Today that band-aid is unnecessary, and considered outdated technology. There has been extensive research in the last decade, confirming the aspects and causes of hoof pathology.  Balanced hooves with good nutrition and healthy lifestyle have no need for metal shoes. Horses do not need a prosthetic; they need a stronger hoof. Comprehensive studies have proven that metal shoes negatively effect the hoof and entire body. There are many cutting edge, healthier options for hoof care when going barefoot is not an option. Metal shoes of today are a modern convenience based out of a medieval time. 

Some Effects of Metal Shoes :

Infection: Nail holes provide breeding grounds for bacteria and fungus to invade the hoof horn. Frogs that are lifted off the ground become contracted and infected.

Reduced shock absorption: The entire body is effected by excessive concussion when horses move over hard ground. Soft tissue and bone is damaged over time

Camouflage: Metal shoes only mask low levels of inflammation and weakness in the hoof, they do not solve the problem. 

Weakness: The soft tissue of the internal structures become weak from inadequate contact with the ground. This results with contracted heels.

Stunted hoof growth:  Shod hooves do not  get the opportunity to wear naturally; this natural wear stimulates more growth.

Increase in tripping:  Reduced proprioseption: The entire underside of the hoof is covered in sensory receptors.  they are hindered by a metal shoe lifting the sole off the ground.

Osteoporosis of the Coffin Bone (P3) :  Long term use of shoes can cause bony changes to the coffin bone from excessive concussion and lack of circulation. 

Unnatural loading of the wall: The entire underside of the hoof has evolved to bear the weight of the horse. Peripheral loading caused by shoes damages the laminae and connective tissues.

Injuries:  Slipping on slick surfaces where barefoot hooves have natural tread , or strains caused by excessive grip from quarks in an inappropriate environment. Puncture wounds from loose shoes and nails, damage to the hoof wall by shoes tearing away from the foot accidentally. Injuries are also caused to other horses who are kicked by horses wearing shoes. 

Front Right Hoof is shod

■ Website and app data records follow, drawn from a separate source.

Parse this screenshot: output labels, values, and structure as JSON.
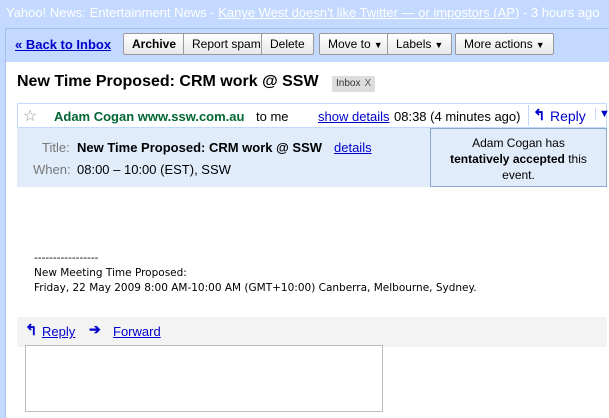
{
  "news_bar": {
    "prefix": "Yahoo! News: Entertainment News - ",
    "link": "Kanye West doesn't like Twitter — or impostors (AP)",
    "suffix": " - 3 hours ago"
  },
  "toolbar": {
    "back": "« Back to Inbox",
    "archive": "Archive",
    "report_spam": "Report spam",
    "delete": "Delete",
    "move_to": "Move to",
    "labels": "Labels",
    "more_actions": "More actions"
  },
  "email": {
    "subject": "New Time Proposed: CRM work @ SSW",
    "label": "Inbox",
    "label_remove": "X",
    "sender": "Adam Cogan www.ssw.com.au",
    "to": "to me",
    "show_details": "show details",
    "time": "08:38 (4 minutes ago)",
    "reply": "Reply"
  },
  "invite": {
    "title_label": "Title:",
    "title": "New Time Proposed: CRM work @ SSW",
    "details": "details",
    "when_label": "When:",
    "when": "08:00 – 10:00 (EST), SSW",
    "status_pre": "Adam Cogan has",
    "status_bold": "tentatively accepted",
    "status_post1": "this",
    "status_post2": "event."
  },
  "body": {
    "line1": "-----------------",
    "line2": "New Meeting Time Proposed:",
    "line3": "Friday, 22 May 2009 8:00 AM-10:00 AM (GMT+10:00) Canberra, Melbourne, Sydney."
  },
  "actions": {
    "reply": "Reply",
    "forward": "Forward"
  },
  "colors": {
    "toolbar_bg": "#c3d9ff",
    "invite_bg": "#e1ecfb",
    "link": "#0000cc",
    "sender": "#006633"
  }
}
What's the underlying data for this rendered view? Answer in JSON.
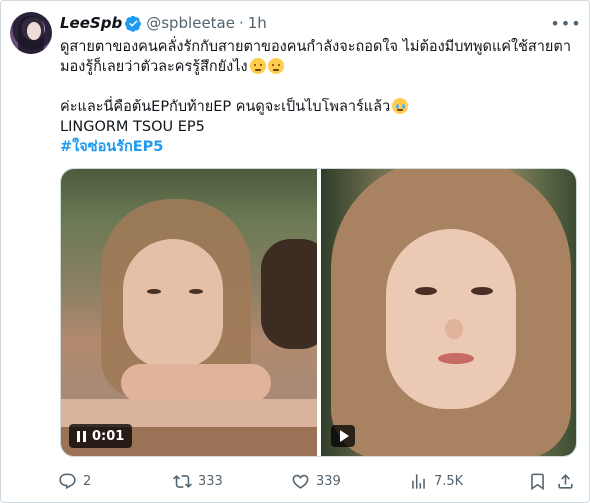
{
  "author": {
    "display_name": "LeeSpb",
    "handle": "@spbleetae",
    "separator": "·",
    "time": "1h"
  },
  "tweet": {
    "line1": "ดูสายตาของคนคลั่งรักกับสายตาของคนกำลังจะถอดใจ ไม่ต้องมีบทพูดแค่ใช้สายตา",
    "line2": "มองรู้ก็เลยว่าตัวละครรู้สึกยังไง",
    "line3": "ค่ะและนี่คือต้นEPกับท้ายEP คนดูจะเป็นไบโพลาร์แล้ว",
    "line4": "LINGORM TSOU EP5",
    "hashtag": "#ใจซ่อนรักEP5"
  },
  "media": {
    "video1_time": "0:01"
  },
  "actions": {
    "replies": "2",
    "reposts": "333",
    "likes": "339",
    "views": "7.5K"
  },
  "icons": {
    "verified": "verified-badge-icon",
    "more": "more-icon",
    "reply": "reply-icon",
    "repost": "repost-icon",
    "like": "heart-icon",
    "views": "views-icon",
    "bookmark": "bookmark-icon",
    "share": "share-icon"
  },
  "colors": {
    "accent": "#1d9bf0",
    "muted": "#536471",
    "text": "#0f1419"
  }
}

Blood Circulation Restriction: The hoof is a flexible organ. As the hoof weight bears and expands, blood fills thousands of capillaries, then when the hoof leaves the ground it contracts, pushing blood back up the limb - like a second heart.  Metal shoes inhibit the foot from flexing in this way.